Climate warming poses a significant threat to marine ecosystems worldwide, and scientists have documented considerable changes in plankton in the Northeast Atlantic.
Plankton are a diverse collection of tiny organisms found in water. They are a vital food source for many organisms and their activity in the ocean helps regulate the absorption of carbon from the atmosphere to the ocean.
Dinoflagellates are single-celled organisms with two distinctive hair-like structures called flagella. They are a significant component of phytoplankton (plant plankton) and play an important role in the marine food web[JL1] and oceanic carbon cycle.
Scientists have observed that the abundance of large marine dinoflagellates has declined in the North Sea since 1958.
Although theories have suggested this decline could be due to increasing temperatures and wind, the reason behind falling populations has remained a mystery.
Researchers from the Continuous Plankton Recorder (CPR) Survey based at the MBA have led a study to assess the long-term changes in dinoflagellate biomass and biodiversity to see if there is a link to large scale climate patterns and oceanic circulation in the North Atlantic.
The results reveal that regional climate warming has induced a northward movement of subtropical species, facilitated by marine currents. However, a major change in oceanic circulation during the last decade has stopped this movement and induced a biodiversity collapse in the North Sea, while dinoflagellates biomass has remained low because of warming.
In the context of climate change, it is usually assumed that marine species are going to shift their spatial distribution toward northern cooler regions, to cope with increasing temperatures.

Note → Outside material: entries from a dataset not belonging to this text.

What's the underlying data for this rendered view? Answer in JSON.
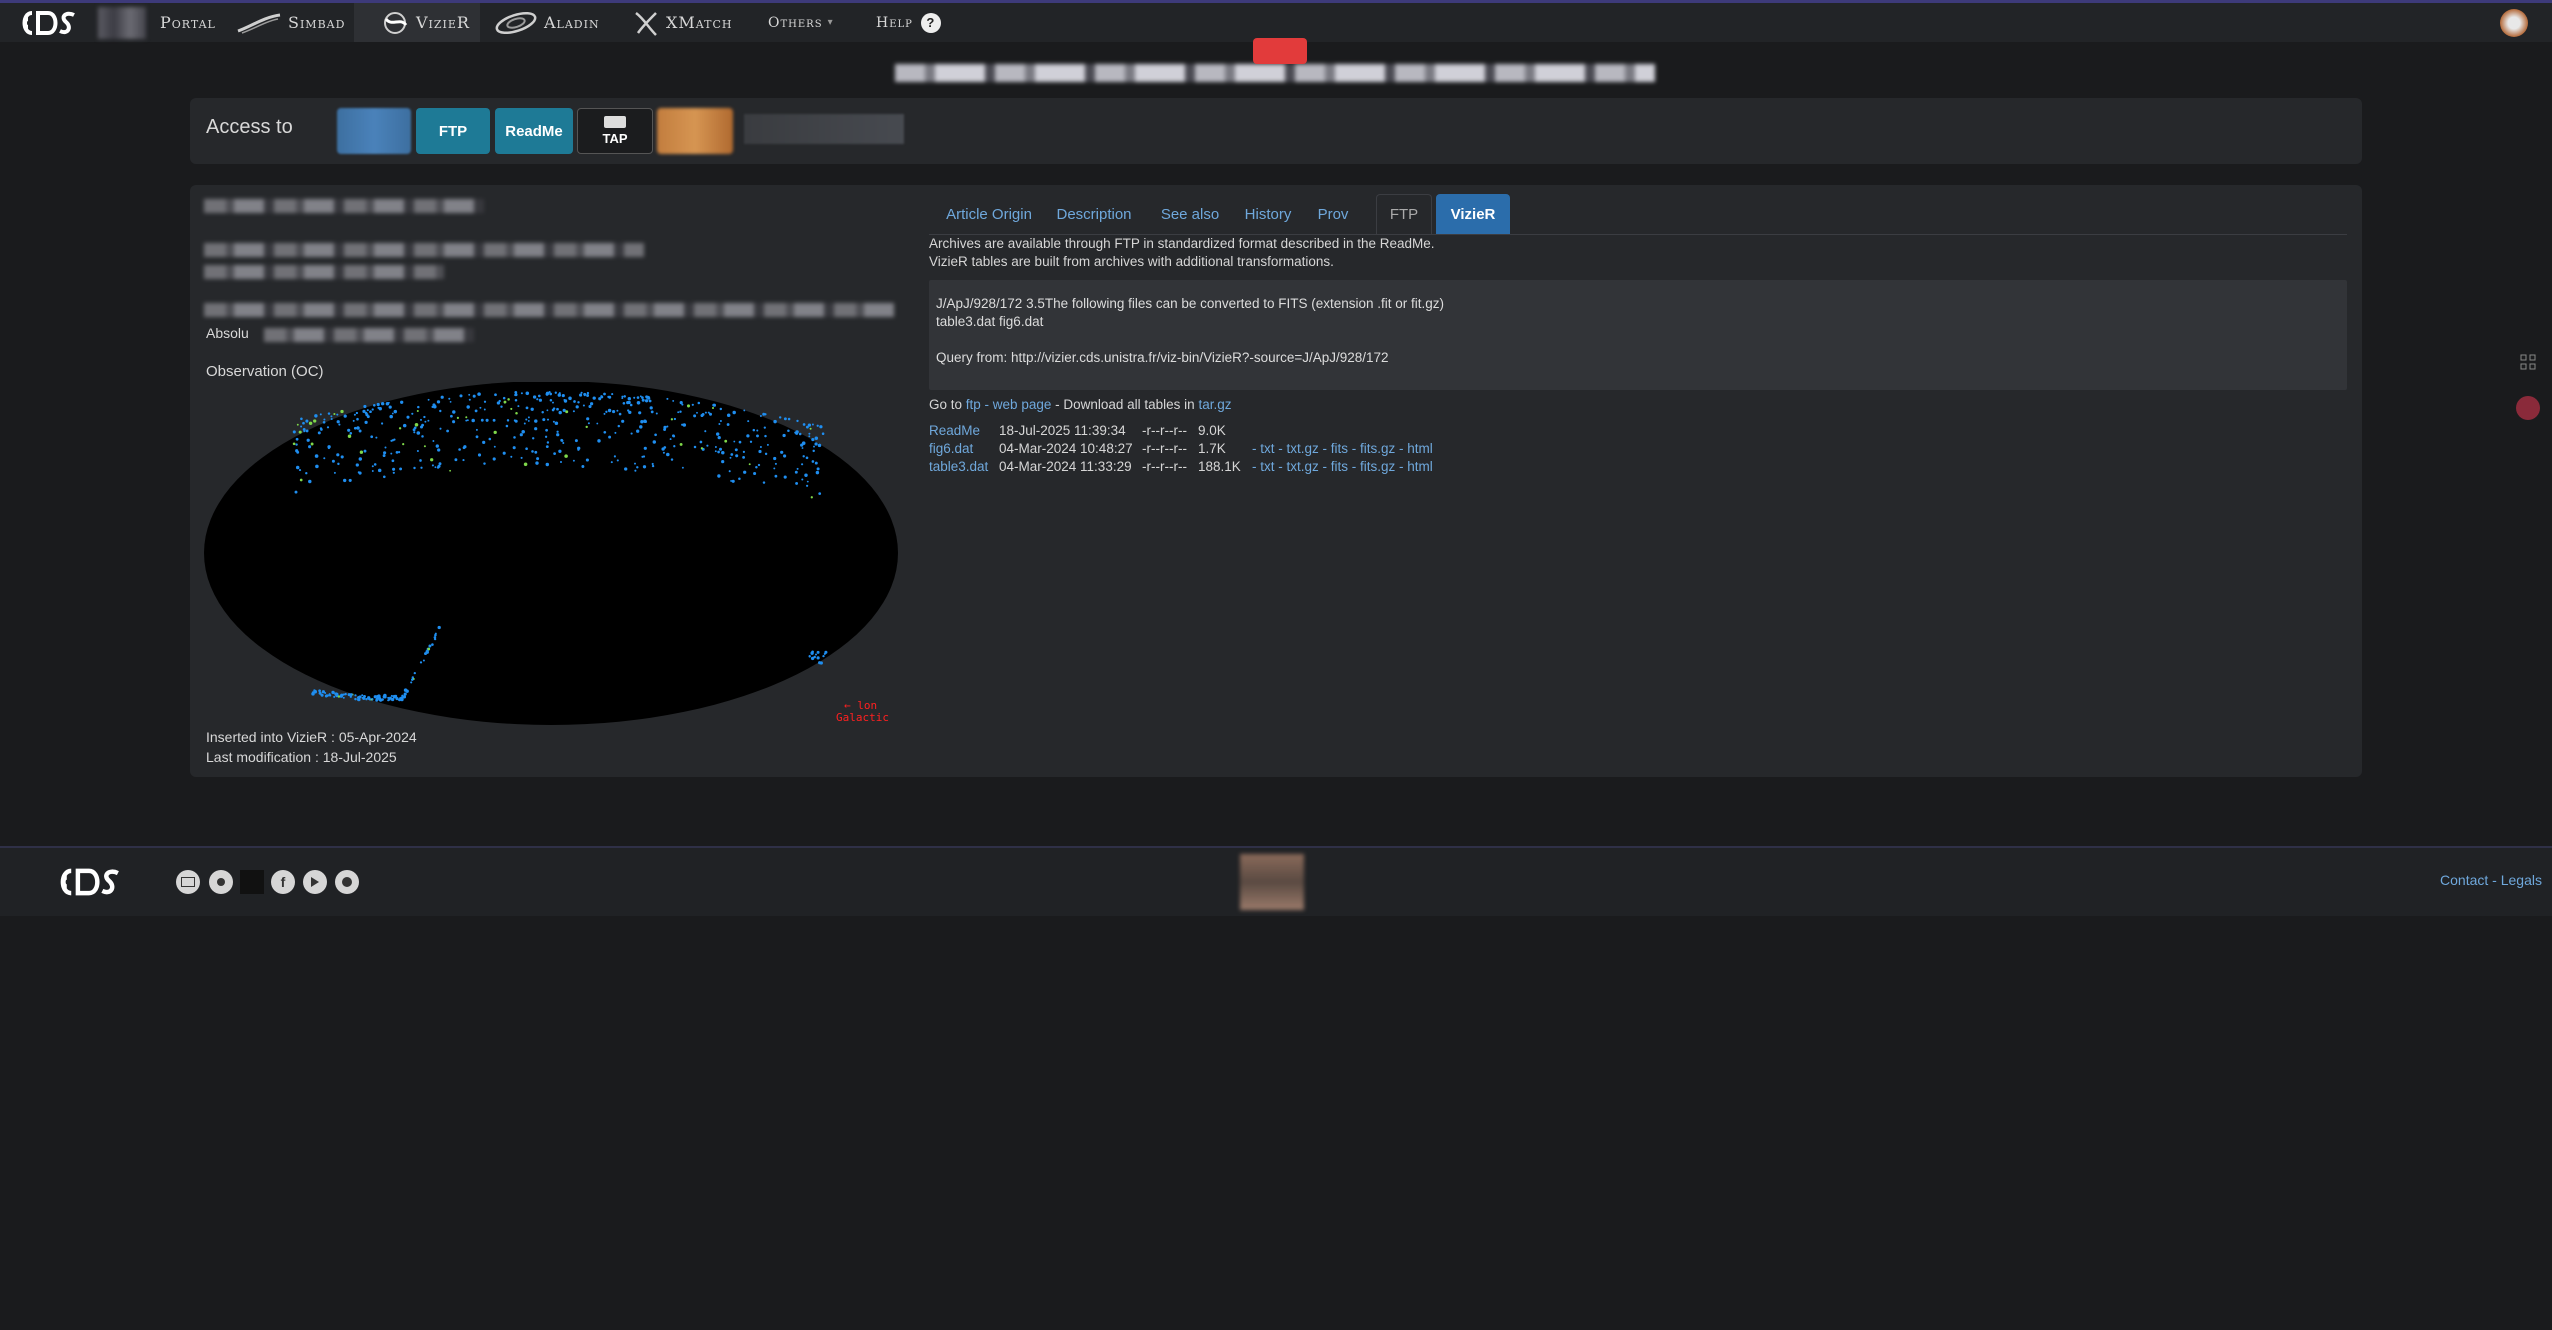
{
  "nav": {
    "portal": "Portal",
    "simbad": "Simbad",
    "vizier": "VizieR",
    "aladin": "Aladin",
    "xmatch": "XMatch",
    "others": "Others",
    "help": "Help",
    "help_icon": "?",
    "logo": "CDS"
  },
  "access": {
    "label": "Access to",
    "ftp": "FTP",
    "readme": "ReadMe",
    "tap": "TAP"
  },
  "left": {
    "absolute_prefix": "Absolu",
    "observation_label": "Observation (OC)",
    "map_axis": "lon",
    "map_frame": "Galactic",
    "inserted_label": "Inserted into VizieR : ",
    "inserted_date": "05-Apr-2024",
    "modified_label": "Last modification : ",
    "modified_date": "18-Jul-2025"
  },
  "tabs": [
    "Article Origin",
    "Description",
    "See also",
    "History",
    "Prov",
    "FTP",
    "VizieR"
  ],
  "ftp_panel": {
    "intro1": "Archives are available through FTP in standardized format described in the ReadMe.",
    "intro2": "VizieR tables are built from archives with additional transformations.",
    "code_line1": "J/ApJ/928/172 3.5The following files can be converted to FITS (extension .fit or fit.gz)",
    "code_line2": "table3.dat fig6.dat",
    "code_line3": "Query from: http://vizier.cds.unistra.fr/viz-bin/VizieR?-source=J/ApJ/928/172",
    "goto_prefix": "Go to ",
    "goto_ftp": "ftp",
    "goto_sep1": " - ",
    "goto_web": "web page",
    "goto_sep2": " - Download all tables in ",
    "goto_tar": "tar.gz",
    "files": [
      {
        "name": "ReadMe",
        "date": "18-Jul-2025 11:39:34",
        "perm": "-r--r--r--",
        "size": "9.0K",
        "formats": ""
      },
      {
        "name": "fig6.dat",
        "date": "04-Mar-2024 10:48:27",
        "perm": "-r--r--r--",
        "size": "1.7K",
        "formats": "- txt - txt.gz - fits - fits.gz - html"
      },
      {
        "name": "table3.dat",
        "date": "04-Mar-2024 11:33:29",
        "perm": "-r--r--r--",
        "size": "188.1K",
        "formats": "- txt - txt.gz - fits - fits.gz - html"
      }
    ]
  },
  "footer": {
    "contact": "Contact",
    "sep": " - ",
    "legals": "Legals"
  },
  "colors": {
    "accent": "#2b6dab",
    "link": "#6fa8dc",
    "ftp_button": "#1e7a96",
    "map_points": "#1f8ef0",
    "map_label": "#ff2020"
  },
  "icons": [
    "cds-logo",
    "simbad-icon",
    "vizier-icon",
    "aladin-icon",
    "xmatch-icon",
    "chevron-down-icon",
    "help-icon",
    "avatar-icon",
    "tap-icon",
    "email-icon",
    "rss-icon",
    "facebook-icon",
    "youtube-icon",
    "github-icon",
    "apps-icon",
    "translate-icon"
  ]
}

However, results from the study published in Global Change Biology challenge this view and show that a warming ocean will not result in dinoflagellates simply adjusting their spatial distribution northward. They will also need to be advected by the currents into the regions where the environmental conditions will allow their survival, which will strongly influence their response to climate change.
To find out more, read the full paper: https://onlinelibrary.wiley.com/doi/full/10.1111/gcb.17163